I’ve been developing Android apps in Java since 2011. A year ago I made the switch to KOTLIN and never looked back. There are a lot of advantages: it’s easier to use, maintain and generally makes your life happier and development faster. I’m not going to cover why you should choose KOTLIN over Java here — just Google “Switch from Java to Kotlin” and you’ll get all the info you want. This article is written for programmers who already know about the existence of this awesome language but don’t really know where to start with when it comes down to practical stuff like setting up IntelliJ IDEA for their project or debugging an error when they encounter it. To know more check RemoteDBA.com.
Let me start by saying that I’m not a Scala or Kotlin specialist. I work as a full-time Android developer and take every chance to experiment with the new things that happen in our world — always looking for the simpler solutions. That’s why I love KOTLIN so much: it’s becoming more and more popular, is really well supported by JetBrains (the company behind IntelliJ IDEA) and gives me an excuse to write about it here on Medium — you know; sometimes we all need some inspiration to write down our thoughts!
10 mistakes to avoid when starting your projects in Kotlin:
- Don’t neglect to mention kotlin-stdlib dependency version in your buildscript dependencies section.
The most common error related to this mistake is shown in the following screenshot:
The cure for this disease is to add one line of code into your build.gradle file in the dependencies section, right before applies plugin: ‘kotlin-android’:
- Don’t forget to add JvmTarget parameter while targeting a JRE version in gradle.
You might get IntelliJ IDEA complaining that the selected target doesn’t match the JDK , if you neglect to handle this. In order for your project to be able to build successfully, just add the below line of code into your build.gradle file:
- Don’t forget to register all needed extensions from Kotlin stdlib using kotlin-allopen Gradle plugin
The most common error related with this mistake is shown in the following screenshot:
In order for your project not to complain about missing items from the stdlib, just add these lines of code to your build.gradle file right before apply plugin: ‘kotlin-android’:
- Don’t ignore Gradle errors related to annotation processors
If you receive the following error: Error 🙁 53, 0) error: The Kotlin compiler does not support annotation processing. Please compile your Java code together with Kotlin code or configure Kotlin compiler to use the standard javac compiler, Note that this dependency may be included in future versions. You can read more about it here. Just register com.fasterxml.jackson as a kapt dependency like below (be careful to put it right after other dependencies). Beware though, not all of your project’s dependencies will work properly without registering kapt at first place! Here is how it looks like on my buildscript dependencies: Now, all you need to do is to click on the “Run” button and everything should work as expected.

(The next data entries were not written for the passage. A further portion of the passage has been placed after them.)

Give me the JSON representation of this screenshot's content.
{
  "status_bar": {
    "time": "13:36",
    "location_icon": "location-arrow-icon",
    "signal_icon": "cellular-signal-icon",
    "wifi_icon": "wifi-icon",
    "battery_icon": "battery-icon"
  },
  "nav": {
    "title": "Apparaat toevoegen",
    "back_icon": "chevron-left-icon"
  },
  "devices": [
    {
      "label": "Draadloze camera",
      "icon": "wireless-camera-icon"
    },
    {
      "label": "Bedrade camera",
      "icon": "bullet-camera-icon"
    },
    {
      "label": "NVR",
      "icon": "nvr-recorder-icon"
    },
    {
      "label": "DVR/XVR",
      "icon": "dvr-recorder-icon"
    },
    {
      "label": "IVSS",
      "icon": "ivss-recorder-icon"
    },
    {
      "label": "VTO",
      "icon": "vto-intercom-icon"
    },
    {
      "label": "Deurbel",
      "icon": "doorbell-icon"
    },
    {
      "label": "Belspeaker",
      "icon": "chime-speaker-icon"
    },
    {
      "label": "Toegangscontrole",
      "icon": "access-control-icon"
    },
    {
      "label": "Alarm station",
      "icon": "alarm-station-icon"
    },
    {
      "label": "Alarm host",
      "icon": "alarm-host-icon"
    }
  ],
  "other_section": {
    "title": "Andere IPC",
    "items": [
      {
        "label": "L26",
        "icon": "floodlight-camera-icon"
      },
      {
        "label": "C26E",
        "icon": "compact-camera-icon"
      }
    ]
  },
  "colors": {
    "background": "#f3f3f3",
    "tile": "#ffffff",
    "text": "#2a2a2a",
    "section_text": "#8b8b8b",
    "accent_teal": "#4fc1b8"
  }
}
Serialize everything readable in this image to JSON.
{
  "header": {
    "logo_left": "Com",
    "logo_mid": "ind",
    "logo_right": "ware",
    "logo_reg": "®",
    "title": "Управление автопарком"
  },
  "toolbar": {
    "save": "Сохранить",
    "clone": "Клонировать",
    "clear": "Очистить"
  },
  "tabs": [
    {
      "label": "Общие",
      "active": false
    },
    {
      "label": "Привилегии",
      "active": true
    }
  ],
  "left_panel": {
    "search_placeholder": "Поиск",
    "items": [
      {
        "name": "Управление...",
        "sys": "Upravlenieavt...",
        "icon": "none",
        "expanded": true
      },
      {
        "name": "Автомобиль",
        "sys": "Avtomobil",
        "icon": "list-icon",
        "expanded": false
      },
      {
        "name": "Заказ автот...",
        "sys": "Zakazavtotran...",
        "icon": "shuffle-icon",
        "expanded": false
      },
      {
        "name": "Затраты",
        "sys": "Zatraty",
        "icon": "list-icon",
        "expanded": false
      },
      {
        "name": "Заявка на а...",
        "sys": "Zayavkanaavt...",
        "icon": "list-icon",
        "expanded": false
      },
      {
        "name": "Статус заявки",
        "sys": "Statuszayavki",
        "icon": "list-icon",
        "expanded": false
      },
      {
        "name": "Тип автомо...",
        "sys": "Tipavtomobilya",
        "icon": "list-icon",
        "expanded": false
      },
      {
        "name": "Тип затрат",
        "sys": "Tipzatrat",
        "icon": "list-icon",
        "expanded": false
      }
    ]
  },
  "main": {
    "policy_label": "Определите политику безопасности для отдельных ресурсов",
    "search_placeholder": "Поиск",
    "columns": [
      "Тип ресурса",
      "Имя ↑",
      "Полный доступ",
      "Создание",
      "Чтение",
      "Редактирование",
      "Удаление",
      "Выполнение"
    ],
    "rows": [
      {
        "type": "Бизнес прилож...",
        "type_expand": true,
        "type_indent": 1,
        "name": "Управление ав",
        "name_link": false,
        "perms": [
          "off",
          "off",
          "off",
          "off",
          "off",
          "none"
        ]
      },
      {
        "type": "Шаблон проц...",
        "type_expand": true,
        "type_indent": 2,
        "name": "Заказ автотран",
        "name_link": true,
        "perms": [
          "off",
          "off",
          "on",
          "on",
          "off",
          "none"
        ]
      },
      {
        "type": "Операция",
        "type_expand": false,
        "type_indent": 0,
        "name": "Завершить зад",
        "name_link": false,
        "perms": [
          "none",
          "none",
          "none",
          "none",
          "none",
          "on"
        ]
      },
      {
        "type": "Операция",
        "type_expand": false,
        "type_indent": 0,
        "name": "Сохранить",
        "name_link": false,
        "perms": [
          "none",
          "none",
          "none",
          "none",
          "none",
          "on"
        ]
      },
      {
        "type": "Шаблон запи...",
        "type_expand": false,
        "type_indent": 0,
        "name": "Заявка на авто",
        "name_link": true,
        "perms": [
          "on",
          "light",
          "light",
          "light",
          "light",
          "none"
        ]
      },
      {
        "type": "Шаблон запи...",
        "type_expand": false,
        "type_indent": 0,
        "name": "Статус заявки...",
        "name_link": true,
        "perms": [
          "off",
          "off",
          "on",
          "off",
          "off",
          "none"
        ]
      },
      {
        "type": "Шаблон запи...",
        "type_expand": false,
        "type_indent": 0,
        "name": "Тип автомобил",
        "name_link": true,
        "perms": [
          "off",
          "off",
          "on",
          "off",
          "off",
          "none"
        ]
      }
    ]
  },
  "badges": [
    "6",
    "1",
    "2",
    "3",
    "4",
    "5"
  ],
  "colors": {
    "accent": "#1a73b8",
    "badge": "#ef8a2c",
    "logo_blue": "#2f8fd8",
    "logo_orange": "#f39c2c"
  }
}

- Don’t neglect using retrolambda Gradle plugin
If you don’t use this plugin, IntelliJ IDEA will complain of usage of lambda expressions in your code: Error 🙁 45, 23) error: Argument 1: incompatible with Expanded Function Type Use -Xlint:all,-get-class if necessary to suppress it. To solve that just add this line into your buildscript dependencies section: And then — run the application on a device or emulator, everything should seem fine! 🙂
- Try not to ignore unresolved Kotlin extension function errors
You might get some interesting errors like this one: Error :(1, 9) error: cannot find class/field: ‘String’ (Make sure you import it and provide a valid path to the file containing the missing element. You can read more about this here. To solve that just add these lines of code into your build.gradle file:
- Don’t forget to use Kotlin Android Extensions Gradle plugin
A lot of people neglect using this plugin because they have no idea what is all those useful things included in it. This is basically a must-have tool for every Android developer who wants to write cleaner code without compromising speed or experience! Just go ahead and follow the documentation on how to integrate it with your project…easy as 🙂
- Try not to ignore unresolved Kotlin dependency errors
Just add these lines of code into your build.gradle file:
- Try not to ignore Gradle version mismatch warnings, produced by the kotlin-android Gradle plugin on old or newer versions of Android Studio
In order for your project not to complain about this, just add the line shown below in your build gradle file:
- Don’t forget to add non existing imports from IntelliJ IDEA inspections just add these lines of code into your build script dependencies section: You can read more about this here.
That was all with the most common mistakes that I have seen people doing while writing their first Java-Kotlin apps! Do you have any that I missed? Let me know in the comments, I would love to hear about them 🙂
As I said at the top of the blog post, these are only 10 most common mistakes. If you want to see more, make sure to check out this awesome article, it’s a good read!